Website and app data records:
—————

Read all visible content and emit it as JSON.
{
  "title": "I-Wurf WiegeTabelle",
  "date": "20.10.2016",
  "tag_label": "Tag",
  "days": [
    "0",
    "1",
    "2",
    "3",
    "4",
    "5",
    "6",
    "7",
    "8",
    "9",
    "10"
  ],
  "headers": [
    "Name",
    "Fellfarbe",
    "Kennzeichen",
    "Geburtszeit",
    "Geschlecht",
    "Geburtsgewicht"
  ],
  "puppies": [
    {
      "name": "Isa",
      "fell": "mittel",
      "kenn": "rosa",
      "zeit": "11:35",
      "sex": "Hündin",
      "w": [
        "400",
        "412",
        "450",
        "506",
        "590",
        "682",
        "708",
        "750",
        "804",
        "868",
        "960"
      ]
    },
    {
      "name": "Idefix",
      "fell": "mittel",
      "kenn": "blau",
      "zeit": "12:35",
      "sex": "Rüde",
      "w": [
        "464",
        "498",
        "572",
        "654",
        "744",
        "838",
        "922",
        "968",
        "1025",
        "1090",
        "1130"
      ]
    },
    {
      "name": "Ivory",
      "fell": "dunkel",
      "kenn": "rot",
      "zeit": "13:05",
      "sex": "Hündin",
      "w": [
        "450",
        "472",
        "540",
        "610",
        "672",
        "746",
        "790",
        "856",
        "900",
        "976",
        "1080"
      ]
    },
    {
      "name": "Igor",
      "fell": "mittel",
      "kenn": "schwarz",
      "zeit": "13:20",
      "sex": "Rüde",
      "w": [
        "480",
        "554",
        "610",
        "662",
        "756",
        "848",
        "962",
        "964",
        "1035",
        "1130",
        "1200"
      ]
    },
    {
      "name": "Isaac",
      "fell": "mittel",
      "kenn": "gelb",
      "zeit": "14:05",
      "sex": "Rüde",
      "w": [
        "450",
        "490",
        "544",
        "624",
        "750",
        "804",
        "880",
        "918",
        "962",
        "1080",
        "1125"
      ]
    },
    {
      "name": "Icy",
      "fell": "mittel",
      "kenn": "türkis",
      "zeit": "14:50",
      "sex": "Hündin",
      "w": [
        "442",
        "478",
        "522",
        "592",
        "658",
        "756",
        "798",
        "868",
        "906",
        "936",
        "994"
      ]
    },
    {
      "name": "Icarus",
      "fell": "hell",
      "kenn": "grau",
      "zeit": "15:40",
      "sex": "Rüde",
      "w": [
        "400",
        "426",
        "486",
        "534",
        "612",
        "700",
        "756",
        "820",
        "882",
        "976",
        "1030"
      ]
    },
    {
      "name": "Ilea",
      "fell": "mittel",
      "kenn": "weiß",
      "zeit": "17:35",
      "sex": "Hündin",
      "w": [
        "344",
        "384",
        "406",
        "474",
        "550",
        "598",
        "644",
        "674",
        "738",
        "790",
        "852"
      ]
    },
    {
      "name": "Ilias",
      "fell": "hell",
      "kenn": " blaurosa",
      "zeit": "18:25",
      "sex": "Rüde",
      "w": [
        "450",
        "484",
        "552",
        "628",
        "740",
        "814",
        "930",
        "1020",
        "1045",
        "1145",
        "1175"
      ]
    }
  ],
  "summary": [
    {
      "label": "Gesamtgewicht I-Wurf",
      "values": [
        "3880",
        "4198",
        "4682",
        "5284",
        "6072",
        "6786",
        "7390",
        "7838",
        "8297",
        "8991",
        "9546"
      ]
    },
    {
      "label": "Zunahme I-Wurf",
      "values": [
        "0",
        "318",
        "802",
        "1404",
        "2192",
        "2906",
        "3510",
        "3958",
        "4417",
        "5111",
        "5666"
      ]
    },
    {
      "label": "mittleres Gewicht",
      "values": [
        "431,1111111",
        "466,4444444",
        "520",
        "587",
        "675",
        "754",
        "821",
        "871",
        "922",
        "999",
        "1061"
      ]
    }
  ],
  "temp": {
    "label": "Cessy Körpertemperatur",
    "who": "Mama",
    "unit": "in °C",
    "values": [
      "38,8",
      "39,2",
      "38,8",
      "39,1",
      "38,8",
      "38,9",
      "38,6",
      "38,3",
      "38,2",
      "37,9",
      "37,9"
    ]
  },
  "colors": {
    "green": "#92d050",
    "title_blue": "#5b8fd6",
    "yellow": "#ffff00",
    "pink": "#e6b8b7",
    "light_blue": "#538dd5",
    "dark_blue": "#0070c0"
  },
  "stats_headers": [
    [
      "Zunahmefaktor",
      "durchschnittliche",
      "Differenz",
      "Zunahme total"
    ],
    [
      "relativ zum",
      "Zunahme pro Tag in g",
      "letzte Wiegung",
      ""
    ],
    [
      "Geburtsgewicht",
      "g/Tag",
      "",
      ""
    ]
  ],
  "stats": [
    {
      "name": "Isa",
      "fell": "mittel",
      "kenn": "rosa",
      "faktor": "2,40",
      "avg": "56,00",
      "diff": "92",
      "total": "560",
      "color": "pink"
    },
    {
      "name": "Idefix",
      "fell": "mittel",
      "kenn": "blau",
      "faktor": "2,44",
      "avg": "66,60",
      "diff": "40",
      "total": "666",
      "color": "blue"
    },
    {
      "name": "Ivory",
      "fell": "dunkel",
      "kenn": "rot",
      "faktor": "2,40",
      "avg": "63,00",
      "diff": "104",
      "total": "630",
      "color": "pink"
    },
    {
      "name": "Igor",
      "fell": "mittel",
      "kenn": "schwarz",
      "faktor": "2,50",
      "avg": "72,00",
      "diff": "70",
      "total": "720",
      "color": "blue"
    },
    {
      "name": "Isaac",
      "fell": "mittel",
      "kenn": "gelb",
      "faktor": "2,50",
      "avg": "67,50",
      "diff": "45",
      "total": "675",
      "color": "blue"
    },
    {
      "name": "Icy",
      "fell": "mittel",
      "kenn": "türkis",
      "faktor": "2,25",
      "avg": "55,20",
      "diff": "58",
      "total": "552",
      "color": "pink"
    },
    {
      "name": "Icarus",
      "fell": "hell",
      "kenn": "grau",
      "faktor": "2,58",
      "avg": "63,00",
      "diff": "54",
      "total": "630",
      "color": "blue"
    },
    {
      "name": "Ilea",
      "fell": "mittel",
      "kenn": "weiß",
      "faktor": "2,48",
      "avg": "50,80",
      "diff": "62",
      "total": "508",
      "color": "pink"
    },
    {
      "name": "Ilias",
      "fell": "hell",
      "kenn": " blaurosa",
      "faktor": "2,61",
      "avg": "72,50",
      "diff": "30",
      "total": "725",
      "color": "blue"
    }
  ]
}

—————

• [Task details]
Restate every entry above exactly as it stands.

• [Task output]
Read all visible content and emit it as JSON.
{
  "title": "I-Wurf WiegeTabelle",
  "date": "20.10.2016",
  "tag_label": "Tag",
  "days": [
    "0",
    "1",
    "2",
    "3",
    "4",
    "5",
    "6",
    "7",
    "8",
    "9",
    "10"
  ],
  "headers": [
    "Name",
    "Fellfarbe",
    "Kennzeichen",
    "Geburtszeit",
    "Geschlecht",
    "Geburtsgewicht"
  ],
  "puppies": [
    {
      "name": "Isa",
      "fell": "mittel",
      "kenn": "rosa",
      "zeit": "11:35",
      "sex": "Hündin",
      "w": [
        "400",
        "412",
        "450",
        "506",
        "590",
        "682",
        "708",
        "750",
        "804",
        "868",
        "960"
      ]
    },
    {
      "name": "Idefix",
      "fell": "mittel",
      "kenn": "blau",
      "zeit": "12:35",
      "sex": "Rüde",
      "w": [
        "464",
        "498",
        "572",
        "654",
        "744",
        "838",
        "922",
        "968",
        "1025",
        "1090",
        "1130"
      ]
    },
    {
      "name": "Ivory",
      "fell": "dunkel",
      "kenn": "rot",
      "zeit": "13:05",
      "sex": "Hündin",
      "w": [
        "450",
        "472",
        "540",
        "610",
        "672",
        "746",
        "790",
        "856",
        "900",
        "976",
        "1080"
      ]
    },
    {
      "name": "Igor",
      "fell": "mittel",
      "kenn": "schwarz",
      "zeit": "13:20",
      "sex": "Rüde",
      "w": [
        "480",
        "554",
        "610",
        "662",
        "756",
        "848",
        "962",
        "964",
        "1035",
        "1130",
        "1200"
      ]
    },
    {
      "name": "Isaac",
      "fell": "mittel",
      "kenn": "gelb",
      "zeit": "14:05",
      "sex": "Rüde",
      "w": [
        "450",
        "490",
        "544",
        "624",
        "750",
        "804",
        "880",
        "918",
        "962",
        "1080",
        "1125"
      ]
    },
    {
      "name": "Icy",
      "fell": "mittel",
      "kenn": "türkis",
      "zeit": "14:50",
      "sex": "Hündin",
      "w": [
        "442",
        "478",
        "522",
        "592",
        "658",
        "756",
        "798",
        "868",
        "906",
        "936",
        "994"
      ]
    },
    {
      "name": "Icarus",
      "fell": "hell",
      "kenn": "grau",
      "zeit": "15:40",
      "sex": "Rüde",
      "w": [
        "400",
        "426",
        "486",
        "534",
        "612",
        "700",
        "756",
        "820",
        "882",
        "976",
        "1030"
      ]
    },
    {
      "name": "Ilea",
      "fell": "mittel",
      "kenn": "weiß",
      "zeit": "17:35",
      "sex": "Hündin",
      "w": [
        "344",
        "384",
        "406",
        "474",
        "550",
        "598",
        "644",
        "674",
        "738",
        "790",
        "852"
      ]
    },
    {
      "name": "Ilias",
      "fell": "hell",
      "kenn": " blaurosa",
      "zeit": "18:25",
      "sex": "Rüde",
      "w": [
        "450",
        "484",
        "552",
        "628",
        "740",
        "814",
        "930",
        "1020",
        "1045",
        "1145",
        "1175"
      ]
    }
  ],
  "summary": [
    {
      "label": "Gesamtgewicht I-Wurf",
      "values": [
        "3880",
        "4198",
        "4682",
        "5284",
        "6072",
        "6786",
        "7390",
        "7838",
        "8297",
        "8991",
        "9546"
      ]
    },
    {
      "label": "Zunahme I-Wurf",
      "values": [
        "0",
        "318",
        "802",
        "1404",
        "2192",
        "2906",
        "3510",
        "3958",
        "4417",
        "5111",
        "5666"
      ]
    },
    {
      "label": "mittleres Gewicht",
      "values": [
        "431,1111111",
        "466,4444444",
        "520",
        "587",
        "675",
        "754",
        "821",
        "871",
        "922",
        "999",
        "1061"
      ]
    }
  ],
  "temp": {
    "label": "Cessy Körpertemperatur",
    "who": "Mama",
    "unit": "in °C",
    "values": [
      "38,8",
      "39,2",
      "38,8",
      "39,1",
      "38,8",
      "38,9",
      "38,6",
      "38,3",
      "38,2",
      "37,9",
      "37,9"
    ]
  },
  "colors": {
    "green": "#92d050",
    "title_blue": "#5b8fd6",
    "yellow": "#ffff00",
    "pink": "#e6b8b7",
    "light_blue": "#538dd5",
    "dark_blue": "#0070c0"
  },
  "stats_headers": [
    [
      "Zunahmefaktor",
      "durchschnittliche",
      "Differenz",
      "Zunahme total"
    ],
    [
      "relativ zum",
      "Zunahme pro Tag in g",
      "letzte Wiegung",
      ""
    ],
    [
      "Geburtsgewicht",
      "g/Tag",
      "",
      ""
    ]
  ],
  "stats": [
    {
      "name": "Isa",
      "fell": "mittel",
      "kenn": "rosa",
      "faktor": "2,40",
      "avg": "56,00",
      "diff": "92",
      "total": "560",
      "color": "pink"
    },
    {
      "name": "Idefix",
      "fell": "mittel",
      "kenn": "blau",
      "faktor": "2,44",
      "avg": "66,60",
      "diff": "40",
      "total": "666",
      "color": "blue"
    },
    {
      "name": "Ivory",
      "fell": "dunkel",
      "kenn": "rot",
      "faktor": "2,40",
      "avg": "63,00",
      "diff": "104",
      "total": "630",
      "color": "pink"
    },
    {
      "name": "Igor",
      "fell": "mittel",
      "kenn": "schwarz",
      "faktor": "2,50",
      "avg": "72,00",
      "diff": "70",
      "total": "720",
      "color": "blue"
    },
    {
      "name": "Isaac",
      "fell": "mittel",
      "kenn": "gelb",
      "faktor": "2,50",
      "avg": "67,50",
      "diff": "45",
      "total": "675",
      "color": "blue"
    },
    {
      "name": "Icy",
      "fell": "mittel",
      "kenn": "türkis",
      "faktor": "2,25",
      "avg": "55,20",
      "diff": "58",
      "total": "552",
      "color": "pink"
    },
    {
      "name": "Icarus",
      "fell": "hell",
      "kenn": "grau",
      "faktor": "2,58",
      "avg": "63,00",
      "diff": "54",
      "total": "630",
      "color": "blue"
    },
    {
      "name": "Ilea",
      "fell": "mittel",
      "kenn": "weiß",
      "faktor": "2,48",
      "avg": "50,80",
      "diff": "62",
      "total": "508",
      "color": "pink"
    },
    {
      "name": "Ilias",
      "fell": "hell",
      "kenn": " blaurosa",
      "faktor": "2,61",
      "avg": "72,50",
      "diff": "30",
      "total": "725",
      "color": "blue"
    }
  ]
}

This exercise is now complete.